Michael Long’s charges span over several years and several hundred miles, according to court documents.
He is charged with felony criminal possession of a dangerous drug with intent to sell, misdemeanor criminal possession of a dangerous drug, and misdemeanor criminal possession of drug paraphernalia.
Long plead not guilty to all three charges. Judge Matt Cuffe set his next court date for Friday, July 19.
Long’s lawyer, Jessica Polan, continued with the scheduled bond reduction hearing, calling Long’s long-time girlfriend to the stand to testify on Long’s behalf.
Paula Grainger took the stand and claimed she and Long have been a couple for ten years. When asked how they met, Grainger claimed she “chased him down in Walmart in North Carolina” to get his phone number.
Polan reminded Grainger of the two bonds that are currently in place for Long, both in the amount of $50,000 each, and then asked her if they would have any problems posting those bonds.
Grainger said they would have a problem posting the bonds.
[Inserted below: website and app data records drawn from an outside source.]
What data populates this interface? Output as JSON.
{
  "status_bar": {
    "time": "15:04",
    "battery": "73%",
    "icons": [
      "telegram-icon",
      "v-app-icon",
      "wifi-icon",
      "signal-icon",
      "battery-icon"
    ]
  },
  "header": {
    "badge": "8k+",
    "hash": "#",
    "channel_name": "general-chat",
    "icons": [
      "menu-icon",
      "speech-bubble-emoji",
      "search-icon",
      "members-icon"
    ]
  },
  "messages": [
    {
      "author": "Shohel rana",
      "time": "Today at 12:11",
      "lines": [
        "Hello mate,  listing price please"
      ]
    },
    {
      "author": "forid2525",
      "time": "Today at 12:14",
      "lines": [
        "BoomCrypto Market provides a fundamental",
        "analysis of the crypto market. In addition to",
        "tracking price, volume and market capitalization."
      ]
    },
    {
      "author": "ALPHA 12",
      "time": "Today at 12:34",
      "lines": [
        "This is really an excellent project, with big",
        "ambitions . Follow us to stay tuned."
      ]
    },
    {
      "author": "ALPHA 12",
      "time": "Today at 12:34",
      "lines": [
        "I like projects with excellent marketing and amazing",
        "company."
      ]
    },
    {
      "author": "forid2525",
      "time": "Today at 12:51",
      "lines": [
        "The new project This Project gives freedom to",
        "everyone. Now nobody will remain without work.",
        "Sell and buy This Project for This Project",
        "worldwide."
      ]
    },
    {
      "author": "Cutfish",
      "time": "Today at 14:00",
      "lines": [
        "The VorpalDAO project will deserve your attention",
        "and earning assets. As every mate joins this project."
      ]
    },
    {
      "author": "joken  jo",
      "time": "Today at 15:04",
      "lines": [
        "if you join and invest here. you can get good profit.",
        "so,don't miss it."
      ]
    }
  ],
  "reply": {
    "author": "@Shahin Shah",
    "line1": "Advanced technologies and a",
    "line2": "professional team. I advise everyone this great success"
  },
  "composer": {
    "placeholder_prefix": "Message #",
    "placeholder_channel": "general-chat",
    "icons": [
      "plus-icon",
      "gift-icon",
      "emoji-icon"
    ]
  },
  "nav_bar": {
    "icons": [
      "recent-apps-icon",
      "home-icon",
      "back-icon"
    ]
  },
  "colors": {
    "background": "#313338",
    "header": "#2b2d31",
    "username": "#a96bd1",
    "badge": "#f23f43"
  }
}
Polan then asked if she knew if Long would have any trouble finding a job should he be released.
“I’m not sure what he has, but I do have a job (for him) working with lumber,” said Grainger.
Assistant County Attorney, Jeffrey Zwang, questioned Grainger about her and Long’s history together and Long’s extensive criminal history in both Montana and North Carolina.
Zwang asked if Long had been arrested on a number of offenses in North Carolina, to which Grainger replied, “Yes.” He then asked if Long was on probation for a felony offense in Flathead County when she and Long came into contact with Libby police, and Grainger again replied, “Yes.”
After Grainger’s testimony, Long’s sister-in-law took the stand and explained to the court that Grainger and Long will be staying with her family should Long be released.
After hearing from both sides as to why or why not Long should be released on his own recognizance, Cuffe said he would take the information under advisement and release his decision at a later date.